The changes apply to the North Island and the west coast of the South Island, in the Auckland East and Auckland West, Central and Challenger recreational fishing areas.
“Hāpuku is a highly-valued fish for recreational, customary, and commercial fishers alike,” the minister said. “These changes follow significant cuts to commercial catch allowances and will further support the sustainability of these fish.
“There are fishing spots around the country that unofficially or officially bear the same name – Groper Rock, or Hāpuku River – because they were once common there. Sadly, it’s very unlikely people will
be able to find hāpuku in those places now.”
The minister added that feedback from fishers across the North Island and upper South Island signalled widespread concern for hāpuku and bass fisheries in these areas.
“Information from commercial catch reporting has also shown a downward trend in these fish in those areas, supporting those concerns.”
The new changes include:
- Recreationally caught hāpuku and bass will no longer have a combined daily bag limit with kingfish of five in these areas

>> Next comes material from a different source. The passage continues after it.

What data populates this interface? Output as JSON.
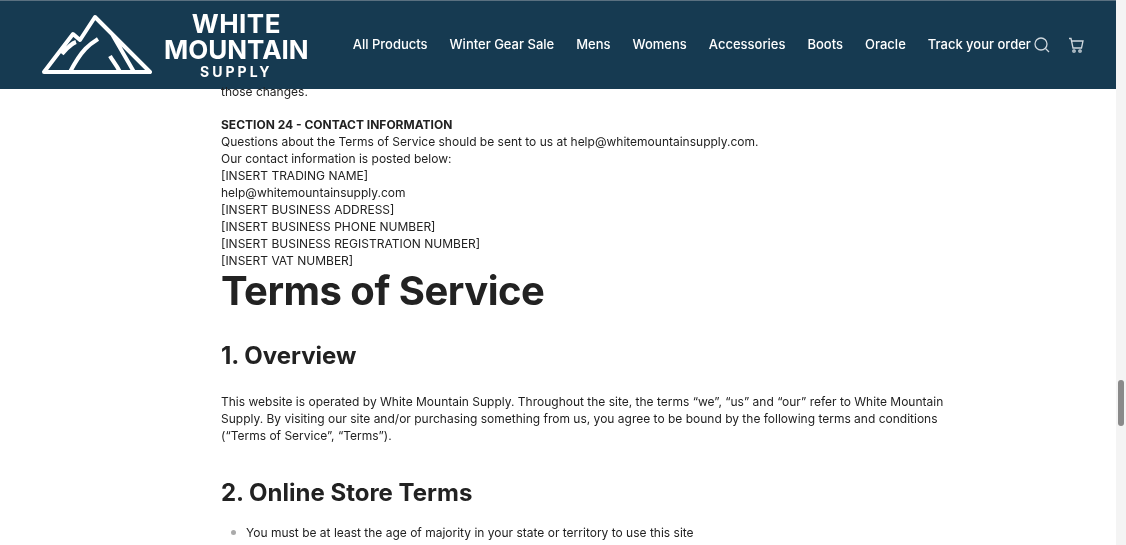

- Recreational daily limit of two hāpuku and/or bass per person per day
- A new accumulation limit (for a multi-day fishing trip) of a maximum of three hāpuku and/or bass
- Kingfish will continue to have a daily limit of three kingfish per person per day.

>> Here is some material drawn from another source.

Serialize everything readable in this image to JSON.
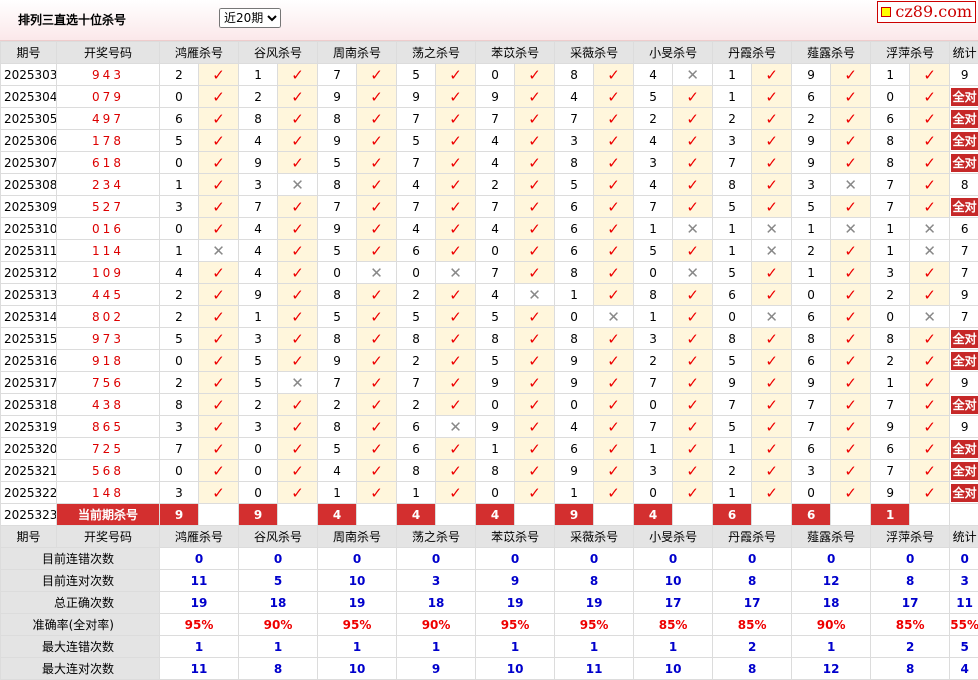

Public consultation on the changes was part of Fisheries New Zealand’s regular reviews in October 2021 and April 2022. From the October 2021 review of northern hāpuku and bass stocks, commercial catch allowances decreased from 480.8 tonnes to 140 tonnes in Northland, Auckland, and Bay of Plenty and 266.2 to 80 tonnes in East Cape, Hawke’s Bay, and Wellington.
Following the April 2022 review, commercial catch allowances decreased from 235.5 to 97 tonnes in West Coast South Island and from 80.1 to 55 tonnes in Taranaki.